What do we do about the Lockharts?
They are 17 and 19 and 20 and 21, and they live together but alone in a small house in University City. They have mattresses on the floor and no decorations on the walls – but one picture, on a dining room table, of their mother.
The Observer told you in April about Tonya Lockhart, how two of her children, Brittany and Brandon, were about to graduate from North Mecklenburg High. Tonya, who was dying of cervical cancer, wasn’t sure she’d make it to graduation day, so her doctor and the high school arranged a ceremony on a Monday morning at Presbyterian Hospital.
Tonya hugged her children, in caps and gowns. Two days later, she died.
What did we do?
Readers wrote checks to pay for Tonya’s funeral. We donated more money to help the children with the next steps of their lives. A Charlotte church collected it all – more than $44,000 – and arranged for a non-profit for homeless families, the W.I.S.H. Program, to put together a team of volunteers to help guide Tonya’s children.
One woman, from Blowing Rock, offered to pay for the Lockharts’ college education.
It was an extraordinary outpouring – and wonderfully unsurprising. This can be a fine, generous place to live, with kindness that again and again provides happier endings to hard stories.
Except, as we know, that most endings aren’t really endings.
Neither Brittany nor Brandon had the credits to graduate from North Meck in June – and neither has yet graduated, although Brandon is back at school. None of the four is working, and none at this point has enrolled in college.
Also, there is tension between the W.I.S.H. program and the children, who believe the donated money should have gone directly to them instead of having the program make judgments on needs vs. wants. Brittany, in protest, has yet to attend a meeting with the W.I.S.H. team volunteers.
It has been bumpy, even ugly at times. It may be disheartening, too, for those of you who donated money and are reading this now. It certainly has been for the volunteers who raised their hands to work with the family.
“They say, ‘I didn’t know it was going to be this hard,' ” says W.I.S.H. official Lisa Howell.
It usually is. When we decide to give our money and our time, we often confront a gap between our lives and those lives caught in generations of poverty. It’s a gulf that involves not only money, but different expectations and definitions of success, different emphasis on the tools needed to get there – and a shortage of models who can show how it’s done.
Our good intentions can’t overcome that, not in six months. Our assumption that donations would quickly go toward the next, logical step of college?
“That may not be a realistic expectation,” says W.I.S.H. executive director Darren Ash.
So what do we do about the Lockharts?

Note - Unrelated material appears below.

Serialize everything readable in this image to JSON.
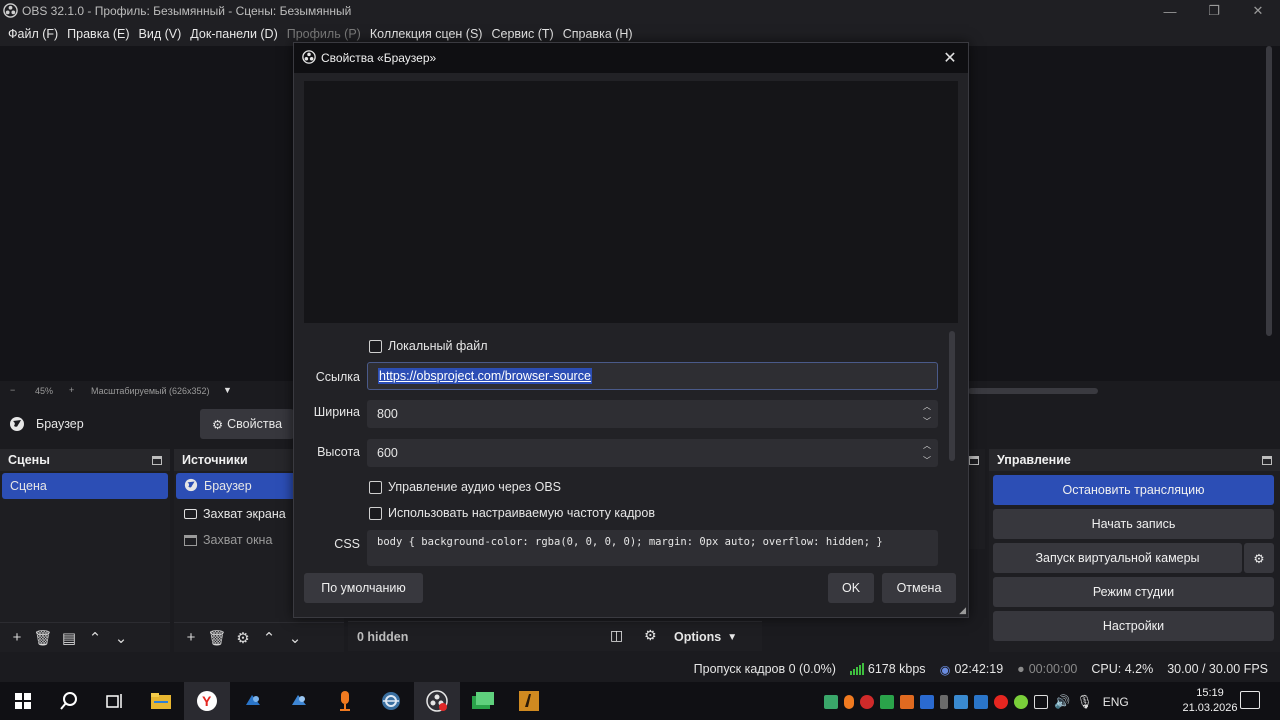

They are 17 and 19 and 20 and 21 – still kids, really – and they sat in their dining room recently and talked about their lives and struggles.
And yes, they say, they are struggling. They appreciate the donations people made this spring, but they don’t like that strangers are telling them how to spend money that other strangers gave them. “That’s about the whole issue we have,” says Brittany.
They are adjusting, perhaps, to that reality. The brothers have attended meetings with the W.I.S.H. volunteers, and Brian, the oldest, has worked to get his driver’s license and is planning to enroll at Central Piedmont Community College in January. Brittany says she’d like to go to cosmetology school then.
She says, too, that she will attend the next family meeting with the team.
For now, they are learning to pay bills, to budget, to be self sufficient. That, says Ash, is what success will look like, if the kids choose it. Because ultimately, the Lockharts will have to do for themselves.
That’s what Tonya Lockhart wanted for her children. She was a single mother who moved her family to Section 8 housing in a middle-class University City neighborhood. She got a job and stayed in that job and leaned on her kids to go to class so they could do the same.
She saw for them a simple but difficult thing – a break from the cycle of poverty that so few in her family had broken from. It was happening, before she died, and it’s why the W.I.S.H. team is persevering with her children.
So this is what we do for the Lockharts – or for anyone.
We give not expecting results, but to improve their possibility. We give not to be the solution, but to offer someone a better chance to find theirs.
We do it knowing we may be disappointed.
And if we are?
We give some more.
Saturday, October 9, 2010
What do we do about the Lockharts?